AbstractDuring the 1990s, artists started to explore the possibilities of the World Wide Web. This thesis investigates online artworks by studying their agency. Why do people interact with them, as if they are alive? How do they mobilise people, or make them share visions and ideas? Based on research in largely untapped archives, it presents an in-depth examination of several case studies, exploring the artwork’s ability to have the power to act in a variety of social settings. Through studying the life trajectory of the artwork, it also offers insights in how these dynamic entities undergo changes over time and across cultures. Grounded in theoretical literature on the agency of art, this research offers an innovative way of understanding Internet art and it contributes to wider conversations about the agency of art and artefacts.
Case studies include:
Mouchette (Martine Neddam), ‘Mouchette’ (1996-present). Web project (www.mouchette.org). Collection of Stedelijk Museum (Amsterdam).
Shu Lea Cheang, ‘Brandon’ (1998-1999). Web project

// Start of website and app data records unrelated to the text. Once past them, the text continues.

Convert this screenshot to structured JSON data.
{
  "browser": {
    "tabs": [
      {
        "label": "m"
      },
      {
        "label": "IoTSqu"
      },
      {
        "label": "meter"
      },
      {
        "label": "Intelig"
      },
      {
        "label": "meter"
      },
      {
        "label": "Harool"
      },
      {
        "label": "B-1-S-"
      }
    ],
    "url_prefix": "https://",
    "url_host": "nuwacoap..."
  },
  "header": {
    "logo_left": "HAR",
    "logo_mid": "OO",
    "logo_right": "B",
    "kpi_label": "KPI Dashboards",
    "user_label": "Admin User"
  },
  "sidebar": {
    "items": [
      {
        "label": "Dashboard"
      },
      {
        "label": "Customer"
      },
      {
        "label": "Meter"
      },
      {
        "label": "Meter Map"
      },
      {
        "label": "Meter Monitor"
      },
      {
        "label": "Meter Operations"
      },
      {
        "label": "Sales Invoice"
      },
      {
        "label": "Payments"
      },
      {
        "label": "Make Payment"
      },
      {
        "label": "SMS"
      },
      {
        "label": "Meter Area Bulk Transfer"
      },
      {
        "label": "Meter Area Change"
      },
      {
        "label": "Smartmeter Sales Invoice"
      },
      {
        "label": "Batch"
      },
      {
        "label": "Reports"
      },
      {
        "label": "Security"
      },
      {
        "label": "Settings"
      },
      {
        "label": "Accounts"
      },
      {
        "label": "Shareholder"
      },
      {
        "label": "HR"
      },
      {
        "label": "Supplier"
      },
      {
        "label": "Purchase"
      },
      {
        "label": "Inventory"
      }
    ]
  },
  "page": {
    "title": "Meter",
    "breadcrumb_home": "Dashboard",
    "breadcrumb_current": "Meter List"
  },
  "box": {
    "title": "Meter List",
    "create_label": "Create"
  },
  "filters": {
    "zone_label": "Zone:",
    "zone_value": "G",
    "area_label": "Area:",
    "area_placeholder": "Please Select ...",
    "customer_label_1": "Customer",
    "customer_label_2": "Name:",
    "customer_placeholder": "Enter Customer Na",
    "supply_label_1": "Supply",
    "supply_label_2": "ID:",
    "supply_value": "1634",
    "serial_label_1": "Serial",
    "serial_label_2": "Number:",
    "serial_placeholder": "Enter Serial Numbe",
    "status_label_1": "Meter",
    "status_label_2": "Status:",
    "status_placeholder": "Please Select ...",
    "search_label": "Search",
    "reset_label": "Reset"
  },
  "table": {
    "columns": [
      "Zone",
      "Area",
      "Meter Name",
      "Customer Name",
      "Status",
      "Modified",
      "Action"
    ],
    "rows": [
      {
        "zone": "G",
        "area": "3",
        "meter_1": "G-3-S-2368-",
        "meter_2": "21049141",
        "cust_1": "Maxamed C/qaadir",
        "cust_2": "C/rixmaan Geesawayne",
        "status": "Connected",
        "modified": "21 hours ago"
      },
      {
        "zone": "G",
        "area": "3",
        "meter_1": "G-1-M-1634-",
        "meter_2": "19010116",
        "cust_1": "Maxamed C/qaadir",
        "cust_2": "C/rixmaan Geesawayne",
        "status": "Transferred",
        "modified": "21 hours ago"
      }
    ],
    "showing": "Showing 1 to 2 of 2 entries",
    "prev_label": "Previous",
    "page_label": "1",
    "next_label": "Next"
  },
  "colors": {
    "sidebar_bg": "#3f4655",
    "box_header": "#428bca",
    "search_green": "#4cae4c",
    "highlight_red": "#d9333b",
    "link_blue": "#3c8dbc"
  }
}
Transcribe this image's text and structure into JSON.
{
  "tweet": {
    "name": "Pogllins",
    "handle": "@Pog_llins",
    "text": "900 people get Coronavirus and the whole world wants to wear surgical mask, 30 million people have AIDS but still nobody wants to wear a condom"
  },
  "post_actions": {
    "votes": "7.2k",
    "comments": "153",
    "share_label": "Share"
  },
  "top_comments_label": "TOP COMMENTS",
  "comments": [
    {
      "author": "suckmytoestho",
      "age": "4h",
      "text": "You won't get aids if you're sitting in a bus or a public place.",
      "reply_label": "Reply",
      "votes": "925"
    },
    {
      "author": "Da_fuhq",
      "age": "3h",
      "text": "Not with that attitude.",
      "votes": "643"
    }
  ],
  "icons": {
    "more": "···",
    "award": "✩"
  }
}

(brandon.guggenheim.org). Collection of Solomon R. Guggenheim Museum (New York).
Lynn Hershman Leeson, ‘Agent Ruby’ (1998-2002). Web project (agentruby.sfmoma.org). Collection of SFMOMA (San Francisco).

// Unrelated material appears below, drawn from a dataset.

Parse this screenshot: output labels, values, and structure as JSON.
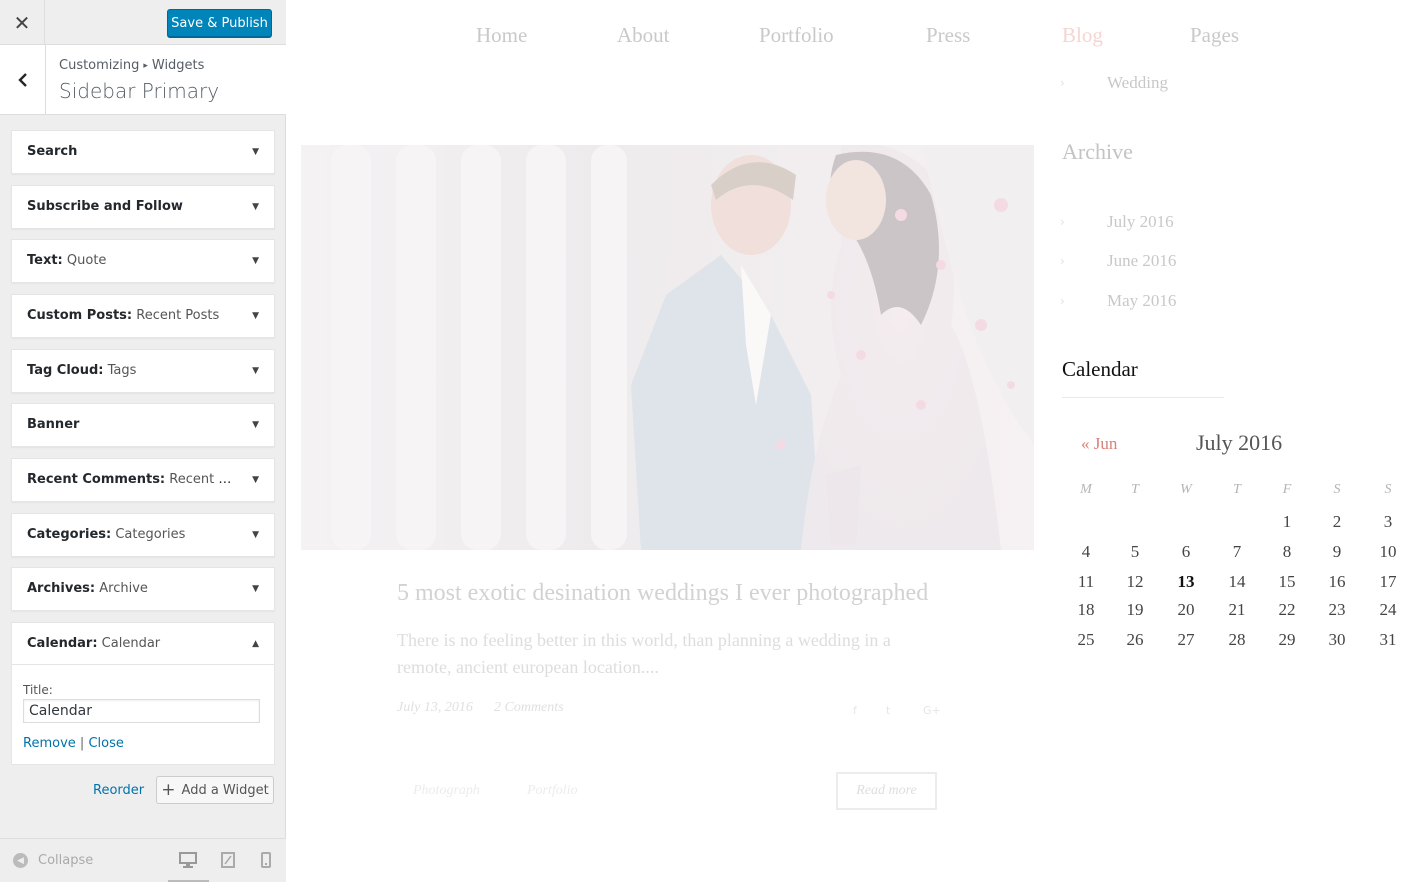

|Date of Award||2019|
|Supervisor||Sarah Cook (Supervisor) & Wendy Moncur (Supervisor)|
- Material culture
- Art history
- Internet art
- Alfred Gell
- Agent-Based Modelling
- Web archive